┌────────
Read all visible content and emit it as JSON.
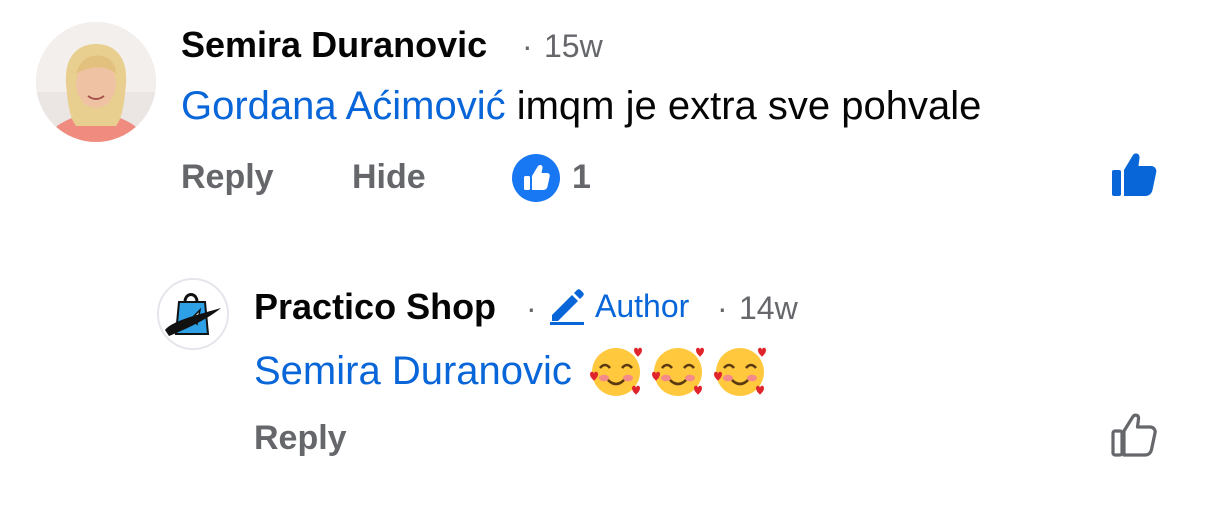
{
  "comment": {
    "author": "Semira Duranovic",
    "separator": "·",
    "time": "15w",
    "mention": "Gordana Aćimović",
    "text": "imqm je extra sve pohvale",
    "actions": {
      "reply": "Reply",
      "hide": "Hide"
    },
    "reaction_count": "1",
    "reaction_icon": "like-filled-icon",
    "like_icon": "thumbs-up-filled-icon"
  },
  "reply": {
    "author": "Practico Shop",
    "separator": "·",
    "badge_icon": "pencil-icon",
    "badge_label": "Author",
    "time_separator": "·",
    "time": "14w",
    "mention": "Semira Duranovic",
    "emojis": [
      "🥰",
      "🥰",
      "🥰"
    ],
    "actions": {
      "reply": "Reply"
    },
    "like_icon": "thumbs-up-outline-icon"
  },
  "colors": {
    "link_blue": "#0866d9",
    "secondary_text": "#65676b",
    "primary_text": "#050505"
  }
}
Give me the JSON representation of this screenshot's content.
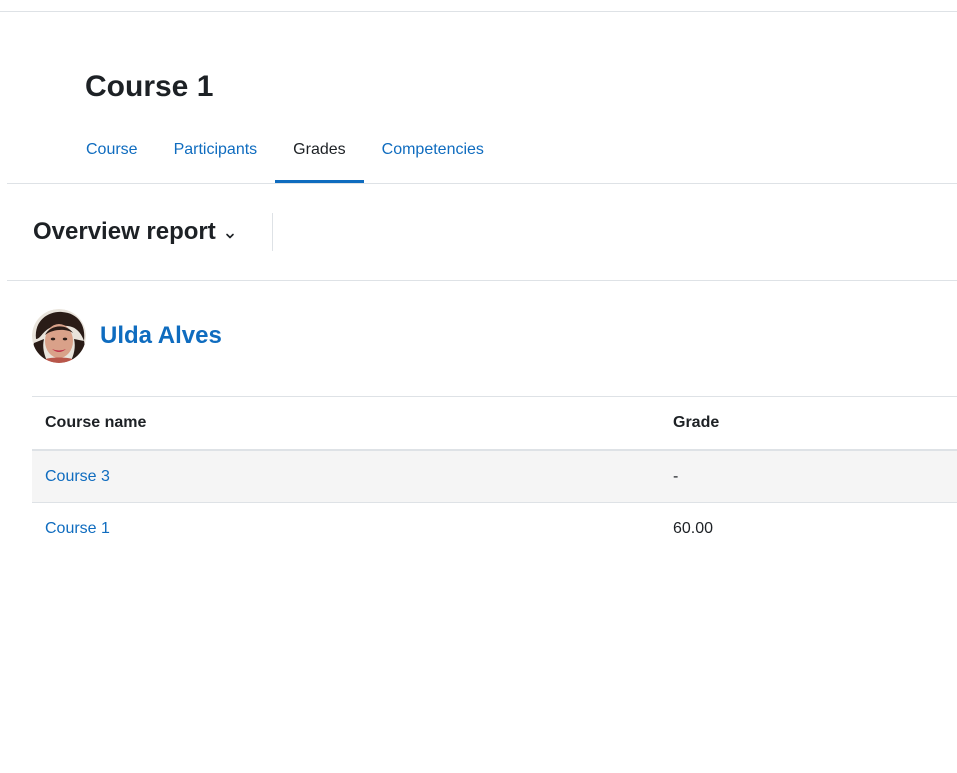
{
  "page": {
    "title": "Course 1"
  },
  "nav": {
    "tabs": [
      {
        "label": "Course",
        "active": false
      },
      {
        "label": "Participants",
        "active": false
      },
      {
        "label": "Grades",
        "active": true
      },
      {
        "label": "Competencies",
        "active": false
      }
    ]
  },
  "report_selector": {
    "label": "Overview report",
    "icon": "chevron-down-icon"
  },
  "user": {
    "name": "Ulda Alves",
    "avatar": "user-avatar"
  },
  "table": {
    "headers": {
      "course_name": "Course name",
      "grade": "Grade"
    },
    "rows": [
      {
        "course": "Course 3",
        "grade": "-"
      },
      {
        "course": "Course 1",
        "grade": "60.00"
      }
    ]
  },
  "colors": {
    "link": "#0f6cbf",
    "text": "#1d2125",
    "border": "#dee2e6",
    "stripe": "#f5f5f5"
  }
}
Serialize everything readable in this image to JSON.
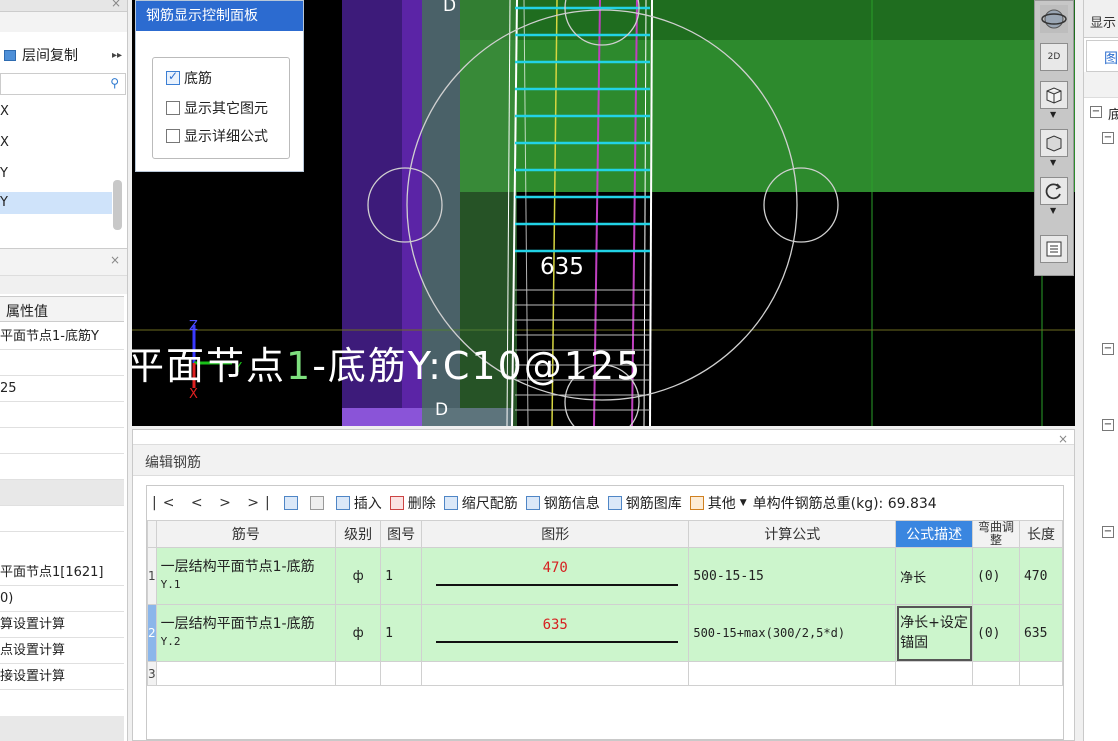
{
  "left_panel": {
    "floor_copy_label": "层间复制",
    "tree_items": [
      "X",
      "X",
      "Y",
      "Y"
    ],
    "property_header": "属性值",
    "property_rows": [
      "平面节点1-底筋Y",
      "",
      "25",
      "",
      "",
      "",
      "",
      "",
      "平面节点1[1621]",
      "0)",
      "算设置计算",
      "点设置计算",
      "接设置计算",
      ""
    ]
  },
  "control_panel": {
    "title": "钢筋显示控制面板",
    "options": [
      {
        "label": "底筋",
        "checked": true
      },
      {
        "label": "显示其它图元",
        "checked": false
      },
      {
        "label": "显示详细公式",
        "checked": false
      }
    ]
  },
  "viewport": {
    "element_label_prefix": "平面节点",
    "element_label_number": "1",
    "element_label_suffix": "-底筋Y:C10@125",
    "dimension_label": "635",
    "marker_top": "D",
    "marker_bottom": "D",
    "axis_labels": {
      "z": "Z",
      "y": "Y",
      "x": "X"
    }
  },
  "view_tools": {
    "items": [
      "orbit-icon",
      "2d-view-icon",
      "3d-box-icon",
      "cube-view-icon",
      "rotate-icon",
      "layers-icon"
    ],
    "label_2d": "2D"
  },
  "right_panel": {
    "header": "显示",
    "tab": "图",
    "tree_text": "底"
  },
  "editor": {
    "title": "编辑钢筋",
    "nav": "|< < > >|",
    "toolbar": {
      "insert": "插入",
      "delete": "删除",
      "scale_rebar": "缩尺配筋",
      "rebar_info": "钢筋信息",
      "rebar_library": "钢筋图库",
      "other": "其他",
      "total_weight": "单构件钢筋总重(kg): 69.834"
    },
    "columns": [
      "筋号",
      "级别",
      "图号",
      "图形",
      "计算公式",
      "公式描述",
      "弯曲调整",
      "长度"
    ],
    "rows": [
      {
        "index": "1",
        "name": "一层结构平面节点1-底筋",
        "name_sub": "Y.1",
        "grade": "ф",
        "figure_no": "1",
        "shape_value": "470",
        "formula": "500-15-15",
        "description": "净长",
        "bend_adjust": "(0)",
        "length": "470"
      },
      {
        "index": "2",
        "name": "一层结构平面节点1-底筋",
        "name_sub": "Y.2",
        "grade": "ф",
        "figure_no": "1",
        "shape_value": "635",
        "formula": "500-15+max(300/2,5*d)",
        "description": "净长+设定锚固",
        "bend_adjust": "(0)",
        "length": "635"
      },
      {
        "index": "3",
        "name": "",
        "name_sub": "",
        "grade": "",
        "figure_no": "",
        "shape_value": "",
        "formula": "",
        "description": "",
        "bend_adjust": "",
        "length": ""
      }
    ]
  },
  "colors": {
    "accent": "#2c6bd0",
    "row_green": "#ccf5cc",
    "header_highlight": "#3a86e0",
    "shape_value": "#d62020",
    "viewport_green": "#2d8a2d",
    "viewport_purple": "#6a2bb8",
    "rebar_cyan": "#22d3e6"
  }
}
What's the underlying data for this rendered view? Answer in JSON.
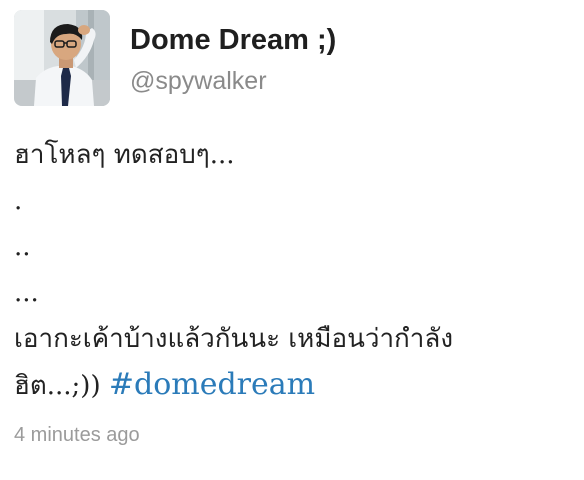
{
  "author": {
    "display_name": "Dome Dream ;)",
    "handle": "@spywalker",
    "avatar_icon": "profile-photo"
  },
  "tweet": {
    "lines": [
      "ฮาโหลๆ ทดสอบๆ...",
      ".",
      "..",
      "...",
      "เอากะเค้าบ้างแล้วกันนะ เหมือนว่ากำลัง"
    ],
    "last_line_text": "ฮิต...;)) ",
    "hashtag": "#domedream"
  },
  "timestamp": "4 minutes ago",
  "colors": {
    "hashtag": "#2b7bb9",
    "name": "#1f1f1f",
    "handle": "#8a8a8a",
    "timestamp": "#9b9b9b"
  }
}
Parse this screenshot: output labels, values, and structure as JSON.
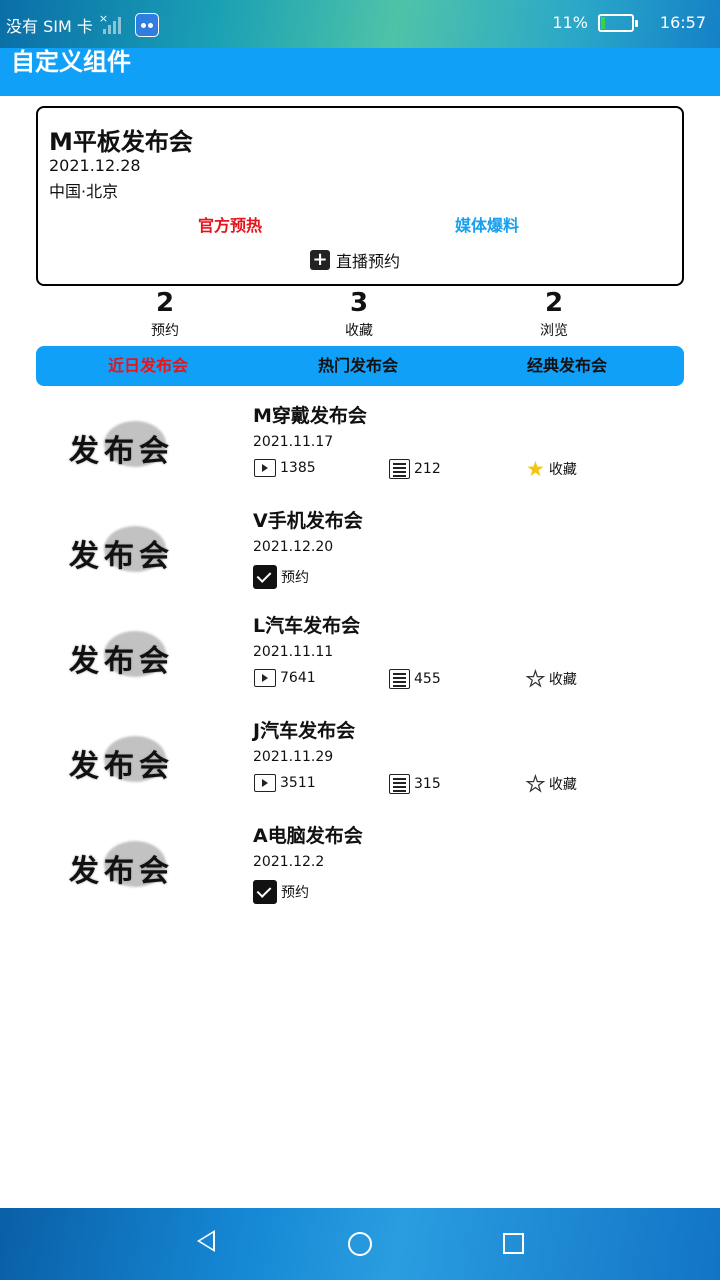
{
  "status_bar": {
    "carrier": "没有 SIM 卡",
    "battery_percent": "11%",
    "time": "16:57",
    "battery_level": 0.11,
    "battery_fill_color": "#35d44a"
  },
  "app": {
    "title": "自定义组件",
    "accent": "#10a0f8"
  },
  "featured": {
    "name": "M平板发布会",
    "date": "2021.12.28",
    "location": "中国·北京",
    "link_official": "官方预热",
    "link_media": "媒体爆料",
    "live_reserve": "直播预约",
    "link_official_color": "#e8141b",
    "link_media_color": "#18a0f0"
  },
  "stats": [
    {
      "value": "2",
      "label": "预约"
    },
    {
      "value": "3",
      "label": "收藏"
    },
    {
      "value": "2",
      "label": "浏览"
    }
  ],
  "tabs": [
    {
      "label": "近日发布会",
      "active": true
    },
    {
      "label": "热门发布会",
      "active": false
    },
    {
      "label": "经典发布会",
      "active": false
    }
  ],
  "thumb_text": "发布会",
  "items": [
    {
      "title": "M穿戴发布会",
      "date": "2021.11.17",
      "views": "1385",
      "comments": "212",
      "fav_label": "收藏",
      "favorited": true
    },
    {
      "title": "V手机发布会",
      "date": "2021.12.20",
      "reserve_label": "预约",
      "reserved": true
    },
    {
      "title": "L汽车发布会",
      "date": "2021.11.11",
      "views": "7641",
      "comments": "455",
      "fav_label": "收藏",
      "favorited": false
    },
    {
      "title": "J汽车发布会",
      "date": "2021.11.29",
      "views": "3511",
      "comments": "315",
      "fav_label": "收藏",
      "favorited": false
    },
    {
      "title": "A电脑发布会",
      "date": "2021.12.2",
      "reserve_label": "预约",
      "reserved": true
    }
  ]
}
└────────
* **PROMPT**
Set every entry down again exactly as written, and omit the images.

* **TASK OUTPUT**
Read all visible content and emit it as JSON.
{
  "comment": {
    "author": "Semira Duranovic",
    "separator": "·",
    "time": "15w",
    "mention": "Gordana Aćimović",
    "text": "imqm je extra sve pohvale",
    "actions": {
      "reply": "Reply",
      "hide": "Hide"
    },
    "reaction_count": "1",
    "reaction_icon": "like-filled-icon",
    "like_icon": "thumbs-up-filled-icon"
  },
  "reply": {
    "author": "Practico Shop",
    "separator": "·",
    "badge_icon": "pencil-icon",
    "badge_label": "Author",
    "time_separator": "·",
    "time": "14w",
    "mention": "Semira Duranovic",
    "emojis": [
      "🥰",
      "🥰",
      "🥰"
    ],
    "actions": {
      "reply": "Reply"
    },
    "like_icon": "thumbs-up-outline-icon"
  },
  "colors": {
    "link_blue": "#0866d9",
    "secondary_text": "#65676b",
    "primary_text": "#050505"
  }
}
Give me the JSON representation of this screenshot's content.
{
  "page": {
    "title": "Course 1"
  },
  "nav": {
    "tabs": [
      {
        "label": "Course",
        "active": false
      },
      {
        "label": "Participants",
        "active": false
      },
      {
        "label": "Grades",
        "active": true
      },
      {
        "label": "Competencies",
        "active": false
      }
    ]
  },
  "report_selector": {
    "label": "Overview report",
    "icon": "chevron-down-icon"
  },
  "user": {
    "name": "Ulda Alves",
    "avatar": "user-avatar"
  },
  "table": {
    "headers": {
      "course_name": "Course name",
      "grade": "Grade"
    },
    "rows": [
      {
        "course": "Course 3",
        "grade": "-"
      },
      {
        "course": "Course 1",
        "grade": "60.00"
      }
    ]
  },
  "colors": {
    "link": "#0f6cbf",
    "text": "#1d2125",
    "border": "#dee2e6",
    "stripe": "#f5f5f5"
  }
}
Serialize everything readable in this image to JSON.
{
  "left_panel": {
    "floor_copy_label": "层间复制",
    "tree_items": [
      "X",
      "X",
      "Y",
      "Y"
    ],
    "property_header": "属性值",
    "property_rows": [
      "平面节点1-底筋Y",
      "",
      "25",
      "",
      "",
      "",
      "",
      "",
      "平面节点1[1621]",
      "0)",
      "算设置计算",
      "点设置计算",
      "接设置计算",
      ""
    ]
  },
  "control_panel": {
    "title": "钢筋显示控制面板",
    "options": [
      {
        "label": "底筋",
        "checked": true
      },
      {
        "label": "显示其它图元",
        "checked": false
      },
      {
        "label": "显示详细公式",
        "checked": false
      }
    ]
  },
  "viewport": {
    "element_label_prefix": "平面节点",
    "element_label_number": "1",
    "element_label_suffix": "-底筋Y:C10@125",
    "dimension_label": "635",
    "marker_top": "D",
    "marker_bottom": "D",
    "axis_labels": {
      "z": "Z",
      "y": "Y",
      "x": "X"
    }
  },
  "view_tools": {
    "items": [
      "orbit-icon",
      "2d-view-icon",
      "3d-box-icon",
      "cube-view-icon",
      "rotate-icon",
      "layers-icon"
    ],
    "label_2d": "2D"
  },
  "right_panel": {
    "header": "显示",
    "tab": "图",
    "tree_text": "底"
  },
  "editor": {
    "title": "编辑钢筋",
    "nav": "|< < > >|",
    "toolbar": {
      "insert": "插入",
      "delete": "删除",
      "scale_rebar": "缩尺配筋",
      "rebar_info": "钢筋信息",
      "rebar_library": "钢筋图库",
      "other": "其他",
      "total_weight": "单构件钢筋总重(kg): 69.834"
    },
    "columns": [
      "筋号",
      "级别",
      "图号",
      "图形",
      "计算公式",
      "公式描述",
      "弯曲调整",
      "长度"
    ],
    "rows": [
      {
        "index": "1",
        "name": "一层结构平面节点1-底筋",
        "name_sub": "Y.1",
        "grade": "ф",
        "figure_no": "1",
        "shape_value": "470",
        "formula": "500-15-15",
        "description": "净长",
        "bend_adjust": "(0)",
        "length": "470"
      },
      {
        "index": "2",
        "name": "一层结构平面节点1-底筋",
        "name_sub": "Y.2",
        "grade": "ф",
        "figure_no": "1",
        "shape_value": "635",
        "formula": "500-15+max(300/2,5*d)",
        "description": "净长+设定锚固",
        "bend_adjust": "(0)",
        "length": "635"
      },
      {
        "index": "3",
        "name": "",
        "name_sub": "",
        "grade": "",
        "figure_no": "",
        "shape_value": "",
        "formula": "",
        "description": "",
        "bend_adjust": "",
        "length": ""
      }
    ]
  },
  "colors": {
    "accent": "#2c6bd0",
    "row_green": "#ccf5cc",
    "header_highlight": "#3a86e0",
    "shape_value": "#d62020",
    "viewport_green": "#2d8a2d",
    "viewport_purple": "#6a2bb8",
    "rebar_cyan": "#22d3e6"
  }
}
What's the underlying data for this rendered view? Answer in JSON.
{
  "author": {
    "display_name": "Dome Dream ;)",
    "handle": "@spywalker",
    "avatar_icon": "profile-photo"
  },
  "tweet": {
    "lines": [
      "ฮาโหลๆ ทดสอบๆ...",
      ".",
      "..",
      "...",
      "เอากะเค้าบ้างแล้วกันนะ เหมือนว่ากำลัง"
    ],
    "last_line_text": "ฮิต...;)) ",
    "hashtag": "#domedream"
  },
  "timestamp": "4 minutes ago",
  "colors": {
    "hashtag": "#2b7bb9",
    "name": "#1f1f1f",
    "handle": "#8a8a8a",
    "timestamp": "#9b9b9b"
  }
}
Parse this screenshot: output labels, values, and structure as JSON.
{
  "status_bar": {
    "carrier": "没有 SIM 卡",
    "battery_percent": "11%",
    "time": "16:57",
    "battery_level": 0.11,
    "battery_fill_color": "#35d44a"
  },
  "app": {
    "title": "自定义组件",
    "accent": "#10a0f8"
  },
  "featured": {
    "name": "M平板发布会",
    "date": "2021.12.28",
    "location": "中国·北京",
    "link_official": "官方预热",
    "link_media": "媒体爆料",
    "live_reserve": "直播预约",
    "link_official_color": "#e8141b",
    "link_media_color": "#18a0f0"
  },
  "stats": [
    {
      "value": "2",
      "label": "预约"
    },
    {
      "value": "3",
      "label": "收藏"
    },
    {
      "value": "2",
      "label": "浏览"
    }
  ],
  "tabs": [
    {
      "label": "近日发布会",
      "active": true
    },
    {
      "label": "热门发布会",
      "active": false
    },
    {
      "label": "经典发布会",
      "active": false
    }
  ],
  "thumb_text": "发布会",
  "items": [
    {
      "title": "M穿戴发布会",
      "date": "2021.11.17",
      "views": "1385",
      "comments": "212",
      "fav_label": "收藏",
      "favorited": true
    },
    {
      "title": "V手机发布会",
      "date": "2021.12.20",
      "reserve_label": "预约",
      "reserved": true
    },
    {
      "title": "L汽车发布会",
      "date": "2021.11.11",
      "views": "7641",
      "comments": "455",
      "fav_label": "收藏",
      "favorited": false
    },
    {
      "title": "J汽车发布会",
      "date": "2021.11.29",
      "views": "3511",
      "comments": "315",
      "fav_label": "收藏",
      "favorited": false
    },
    {
      "title": "A电脑发布会",
      "date": "2021.12.2",
      "reserve_label": "预约",
      "reserved": true
    }
  ]
}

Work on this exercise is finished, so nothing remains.